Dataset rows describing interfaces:
■ ■ ■ ■

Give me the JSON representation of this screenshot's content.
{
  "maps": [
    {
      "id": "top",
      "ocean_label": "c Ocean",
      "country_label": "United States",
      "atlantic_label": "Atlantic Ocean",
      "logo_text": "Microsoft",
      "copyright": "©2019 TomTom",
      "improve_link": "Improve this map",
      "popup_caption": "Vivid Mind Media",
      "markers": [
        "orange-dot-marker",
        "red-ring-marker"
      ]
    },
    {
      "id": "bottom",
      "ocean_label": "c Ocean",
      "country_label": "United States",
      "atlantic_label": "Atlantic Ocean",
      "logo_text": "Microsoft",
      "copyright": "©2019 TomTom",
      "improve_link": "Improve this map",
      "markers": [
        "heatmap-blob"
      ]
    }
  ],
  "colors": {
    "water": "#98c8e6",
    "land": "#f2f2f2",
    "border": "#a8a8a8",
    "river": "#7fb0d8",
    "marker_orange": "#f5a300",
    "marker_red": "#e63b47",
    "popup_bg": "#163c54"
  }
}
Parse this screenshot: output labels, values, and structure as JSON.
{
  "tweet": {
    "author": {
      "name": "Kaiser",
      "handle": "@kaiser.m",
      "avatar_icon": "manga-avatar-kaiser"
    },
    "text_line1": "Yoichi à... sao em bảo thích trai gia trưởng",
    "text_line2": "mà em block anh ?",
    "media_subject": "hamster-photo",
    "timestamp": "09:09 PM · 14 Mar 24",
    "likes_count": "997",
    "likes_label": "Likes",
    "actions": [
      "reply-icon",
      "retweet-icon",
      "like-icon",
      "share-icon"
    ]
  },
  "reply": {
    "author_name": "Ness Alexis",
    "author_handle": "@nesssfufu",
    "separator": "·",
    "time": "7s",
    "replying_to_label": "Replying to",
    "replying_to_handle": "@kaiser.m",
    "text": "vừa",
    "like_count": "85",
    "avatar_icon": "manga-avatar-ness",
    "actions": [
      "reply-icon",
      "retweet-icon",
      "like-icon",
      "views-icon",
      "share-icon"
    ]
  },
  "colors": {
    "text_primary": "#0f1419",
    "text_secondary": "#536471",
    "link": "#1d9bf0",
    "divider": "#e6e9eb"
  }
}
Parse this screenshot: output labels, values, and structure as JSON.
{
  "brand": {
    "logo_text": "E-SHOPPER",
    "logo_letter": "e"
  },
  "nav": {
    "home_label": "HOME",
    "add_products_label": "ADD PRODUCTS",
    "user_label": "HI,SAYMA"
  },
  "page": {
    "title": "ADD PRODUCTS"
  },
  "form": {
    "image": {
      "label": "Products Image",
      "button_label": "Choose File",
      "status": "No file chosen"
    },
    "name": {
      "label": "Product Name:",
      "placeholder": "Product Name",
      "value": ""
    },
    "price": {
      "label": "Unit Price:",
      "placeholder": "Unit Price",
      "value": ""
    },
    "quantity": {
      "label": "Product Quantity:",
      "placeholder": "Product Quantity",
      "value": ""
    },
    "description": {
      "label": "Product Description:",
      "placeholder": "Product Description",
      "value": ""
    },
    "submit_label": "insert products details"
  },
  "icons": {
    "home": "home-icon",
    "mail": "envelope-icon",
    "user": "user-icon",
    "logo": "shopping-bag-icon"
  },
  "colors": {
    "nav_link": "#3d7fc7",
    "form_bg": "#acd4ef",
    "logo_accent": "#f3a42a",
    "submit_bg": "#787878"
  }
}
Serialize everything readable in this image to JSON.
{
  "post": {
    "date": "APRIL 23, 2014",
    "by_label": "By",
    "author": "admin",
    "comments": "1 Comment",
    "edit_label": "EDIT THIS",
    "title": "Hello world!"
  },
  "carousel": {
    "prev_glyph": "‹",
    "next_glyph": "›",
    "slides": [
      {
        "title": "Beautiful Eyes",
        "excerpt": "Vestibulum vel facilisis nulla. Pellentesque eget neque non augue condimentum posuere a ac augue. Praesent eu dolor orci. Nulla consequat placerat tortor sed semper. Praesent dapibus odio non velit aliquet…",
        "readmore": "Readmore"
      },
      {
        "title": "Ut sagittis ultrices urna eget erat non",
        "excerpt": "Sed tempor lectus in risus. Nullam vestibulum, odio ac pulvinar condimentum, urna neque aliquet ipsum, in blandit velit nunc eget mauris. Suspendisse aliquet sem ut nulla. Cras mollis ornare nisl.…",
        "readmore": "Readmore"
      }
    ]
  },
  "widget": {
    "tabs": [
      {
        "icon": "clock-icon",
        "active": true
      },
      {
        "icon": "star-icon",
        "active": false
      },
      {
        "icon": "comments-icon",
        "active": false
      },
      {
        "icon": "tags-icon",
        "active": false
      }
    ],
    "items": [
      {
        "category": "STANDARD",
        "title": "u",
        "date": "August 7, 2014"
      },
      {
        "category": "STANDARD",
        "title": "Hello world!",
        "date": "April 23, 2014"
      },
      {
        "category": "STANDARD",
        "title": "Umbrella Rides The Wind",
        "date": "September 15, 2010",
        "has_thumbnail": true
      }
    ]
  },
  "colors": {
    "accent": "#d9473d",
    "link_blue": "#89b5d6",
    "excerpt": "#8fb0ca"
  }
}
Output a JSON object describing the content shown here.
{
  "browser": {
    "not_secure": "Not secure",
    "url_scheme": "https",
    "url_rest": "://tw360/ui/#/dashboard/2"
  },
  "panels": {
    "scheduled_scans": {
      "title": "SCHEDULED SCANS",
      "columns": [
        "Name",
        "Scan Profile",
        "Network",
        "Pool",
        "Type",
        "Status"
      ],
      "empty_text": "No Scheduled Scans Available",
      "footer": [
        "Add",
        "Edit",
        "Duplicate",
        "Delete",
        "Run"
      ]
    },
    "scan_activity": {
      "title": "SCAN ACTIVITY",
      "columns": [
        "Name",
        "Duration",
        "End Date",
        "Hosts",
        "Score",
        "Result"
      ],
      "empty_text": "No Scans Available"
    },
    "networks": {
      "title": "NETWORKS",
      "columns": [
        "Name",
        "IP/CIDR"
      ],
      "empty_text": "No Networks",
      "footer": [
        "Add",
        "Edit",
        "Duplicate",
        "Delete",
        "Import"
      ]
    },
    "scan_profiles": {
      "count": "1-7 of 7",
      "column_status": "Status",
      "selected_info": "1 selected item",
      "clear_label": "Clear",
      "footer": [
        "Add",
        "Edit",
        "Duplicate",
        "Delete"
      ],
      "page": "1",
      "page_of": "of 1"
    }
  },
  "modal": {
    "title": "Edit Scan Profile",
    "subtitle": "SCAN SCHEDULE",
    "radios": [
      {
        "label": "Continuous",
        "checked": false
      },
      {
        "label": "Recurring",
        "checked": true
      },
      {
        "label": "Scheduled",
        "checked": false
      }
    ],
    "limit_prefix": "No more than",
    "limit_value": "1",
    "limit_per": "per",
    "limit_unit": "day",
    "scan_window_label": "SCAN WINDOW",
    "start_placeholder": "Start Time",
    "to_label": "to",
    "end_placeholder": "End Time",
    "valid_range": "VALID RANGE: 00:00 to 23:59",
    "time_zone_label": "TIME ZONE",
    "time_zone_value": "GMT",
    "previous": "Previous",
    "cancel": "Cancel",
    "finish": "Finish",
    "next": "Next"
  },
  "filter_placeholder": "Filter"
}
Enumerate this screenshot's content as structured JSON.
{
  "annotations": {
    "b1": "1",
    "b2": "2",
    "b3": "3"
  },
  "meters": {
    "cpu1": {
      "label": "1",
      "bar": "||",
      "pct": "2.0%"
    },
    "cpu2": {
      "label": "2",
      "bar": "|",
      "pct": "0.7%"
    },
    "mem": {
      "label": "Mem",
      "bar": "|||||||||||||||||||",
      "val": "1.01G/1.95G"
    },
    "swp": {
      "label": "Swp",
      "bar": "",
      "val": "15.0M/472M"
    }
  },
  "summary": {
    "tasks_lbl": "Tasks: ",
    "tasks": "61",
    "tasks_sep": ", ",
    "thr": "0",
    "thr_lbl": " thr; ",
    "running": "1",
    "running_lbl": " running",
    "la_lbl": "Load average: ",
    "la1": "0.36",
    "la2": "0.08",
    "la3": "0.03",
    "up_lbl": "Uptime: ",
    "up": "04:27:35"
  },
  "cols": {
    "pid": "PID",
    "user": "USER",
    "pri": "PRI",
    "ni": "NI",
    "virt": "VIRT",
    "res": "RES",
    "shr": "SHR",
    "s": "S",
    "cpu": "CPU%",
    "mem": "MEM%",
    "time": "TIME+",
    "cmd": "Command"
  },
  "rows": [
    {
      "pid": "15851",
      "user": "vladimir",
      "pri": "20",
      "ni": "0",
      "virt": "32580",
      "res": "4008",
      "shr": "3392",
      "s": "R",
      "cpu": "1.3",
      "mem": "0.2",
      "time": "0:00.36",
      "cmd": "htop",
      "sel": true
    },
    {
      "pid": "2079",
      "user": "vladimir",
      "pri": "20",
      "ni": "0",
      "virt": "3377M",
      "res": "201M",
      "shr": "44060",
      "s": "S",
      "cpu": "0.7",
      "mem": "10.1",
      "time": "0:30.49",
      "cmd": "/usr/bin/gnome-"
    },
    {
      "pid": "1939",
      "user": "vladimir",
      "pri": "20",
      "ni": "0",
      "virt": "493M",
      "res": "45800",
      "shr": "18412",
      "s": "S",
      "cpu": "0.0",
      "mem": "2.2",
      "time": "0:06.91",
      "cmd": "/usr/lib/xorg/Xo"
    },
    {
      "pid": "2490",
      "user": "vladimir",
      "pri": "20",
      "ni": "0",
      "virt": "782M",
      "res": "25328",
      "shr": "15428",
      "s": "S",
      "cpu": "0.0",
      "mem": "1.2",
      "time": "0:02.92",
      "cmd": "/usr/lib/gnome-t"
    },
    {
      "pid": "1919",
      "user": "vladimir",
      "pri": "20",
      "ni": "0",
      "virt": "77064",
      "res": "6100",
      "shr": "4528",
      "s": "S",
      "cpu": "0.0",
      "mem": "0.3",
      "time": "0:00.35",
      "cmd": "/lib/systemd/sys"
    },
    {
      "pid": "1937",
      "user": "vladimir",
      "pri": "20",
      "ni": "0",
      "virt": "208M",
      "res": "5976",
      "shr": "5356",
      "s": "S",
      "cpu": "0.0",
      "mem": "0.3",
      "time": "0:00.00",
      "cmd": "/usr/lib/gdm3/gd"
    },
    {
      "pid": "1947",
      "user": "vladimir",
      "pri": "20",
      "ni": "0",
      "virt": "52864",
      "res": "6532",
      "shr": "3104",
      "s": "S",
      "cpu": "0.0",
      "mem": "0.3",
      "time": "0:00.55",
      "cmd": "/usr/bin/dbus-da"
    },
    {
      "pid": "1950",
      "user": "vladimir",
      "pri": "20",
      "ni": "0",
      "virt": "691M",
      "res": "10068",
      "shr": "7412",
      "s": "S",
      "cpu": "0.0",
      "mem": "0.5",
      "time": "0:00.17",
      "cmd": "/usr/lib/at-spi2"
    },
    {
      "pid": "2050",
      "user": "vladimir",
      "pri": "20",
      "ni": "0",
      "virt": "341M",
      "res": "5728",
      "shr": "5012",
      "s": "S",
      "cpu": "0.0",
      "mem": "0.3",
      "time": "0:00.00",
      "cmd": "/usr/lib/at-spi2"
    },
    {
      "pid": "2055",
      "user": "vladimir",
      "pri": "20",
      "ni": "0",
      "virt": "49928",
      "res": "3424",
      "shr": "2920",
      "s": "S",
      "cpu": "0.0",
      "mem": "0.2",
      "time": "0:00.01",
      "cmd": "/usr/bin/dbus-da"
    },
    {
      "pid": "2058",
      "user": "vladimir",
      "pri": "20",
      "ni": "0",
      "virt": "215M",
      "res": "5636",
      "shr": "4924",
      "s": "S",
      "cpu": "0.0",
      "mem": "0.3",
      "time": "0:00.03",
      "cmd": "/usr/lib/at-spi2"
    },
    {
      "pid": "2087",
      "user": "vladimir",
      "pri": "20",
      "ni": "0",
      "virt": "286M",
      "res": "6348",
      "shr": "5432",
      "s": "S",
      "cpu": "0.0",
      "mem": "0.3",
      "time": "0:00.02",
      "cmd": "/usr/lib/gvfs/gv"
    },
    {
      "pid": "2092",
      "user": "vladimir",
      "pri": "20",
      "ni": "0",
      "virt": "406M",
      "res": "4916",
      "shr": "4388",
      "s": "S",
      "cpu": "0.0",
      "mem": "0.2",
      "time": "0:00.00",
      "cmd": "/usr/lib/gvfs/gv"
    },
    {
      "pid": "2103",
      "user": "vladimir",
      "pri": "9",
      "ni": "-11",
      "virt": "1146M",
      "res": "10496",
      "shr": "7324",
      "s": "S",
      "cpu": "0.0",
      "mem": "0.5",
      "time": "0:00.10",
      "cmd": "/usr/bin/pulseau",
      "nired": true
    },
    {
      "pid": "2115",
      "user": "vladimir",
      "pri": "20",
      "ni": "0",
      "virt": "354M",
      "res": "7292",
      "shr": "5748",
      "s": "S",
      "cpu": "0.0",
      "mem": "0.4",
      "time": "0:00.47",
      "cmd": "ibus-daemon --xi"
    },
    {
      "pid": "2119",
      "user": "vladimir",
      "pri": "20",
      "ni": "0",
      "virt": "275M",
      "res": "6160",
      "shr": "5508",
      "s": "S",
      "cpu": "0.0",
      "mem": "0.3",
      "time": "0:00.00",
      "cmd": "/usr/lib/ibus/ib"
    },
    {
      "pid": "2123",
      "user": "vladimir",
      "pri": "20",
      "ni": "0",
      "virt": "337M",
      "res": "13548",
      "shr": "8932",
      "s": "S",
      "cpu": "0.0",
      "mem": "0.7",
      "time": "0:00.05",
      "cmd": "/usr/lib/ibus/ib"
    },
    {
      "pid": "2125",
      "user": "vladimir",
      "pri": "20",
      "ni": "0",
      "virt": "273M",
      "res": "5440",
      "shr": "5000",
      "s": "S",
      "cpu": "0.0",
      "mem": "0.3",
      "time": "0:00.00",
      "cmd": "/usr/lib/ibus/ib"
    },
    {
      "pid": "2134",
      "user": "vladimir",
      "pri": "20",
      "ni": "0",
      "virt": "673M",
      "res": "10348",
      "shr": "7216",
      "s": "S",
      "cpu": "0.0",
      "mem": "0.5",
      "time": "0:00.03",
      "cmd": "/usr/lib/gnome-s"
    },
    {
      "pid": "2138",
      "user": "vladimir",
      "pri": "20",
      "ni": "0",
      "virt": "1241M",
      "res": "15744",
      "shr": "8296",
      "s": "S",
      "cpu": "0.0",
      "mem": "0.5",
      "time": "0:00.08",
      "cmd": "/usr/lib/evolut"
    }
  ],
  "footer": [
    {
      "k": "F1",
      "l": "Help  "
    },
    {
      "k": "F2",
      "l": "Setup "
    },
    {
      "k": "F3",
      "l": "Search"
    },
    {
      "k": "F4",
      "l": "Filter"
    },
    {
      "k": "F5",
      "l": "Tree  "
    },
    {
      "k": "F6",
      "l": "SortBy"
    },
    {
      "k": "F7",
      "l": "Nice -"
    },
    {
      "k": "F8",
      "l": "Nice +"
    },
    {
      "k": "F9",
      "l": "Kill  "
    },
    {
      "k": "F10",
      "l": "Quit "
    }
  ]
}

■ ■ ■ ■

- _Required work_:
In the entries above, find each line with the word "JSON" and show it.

- _Answer box_:
Give me the JSON representation of this screenshot's content.
Parse this screenshot: output labels, values, and structure as JSON.
Parse this screenshot: output labels, values, and structure as JSON.
Serialize everything readable in this image to JSON.
Output a JSON object describing the content shown here.
Enumerate this screenshot's content as structured JSON.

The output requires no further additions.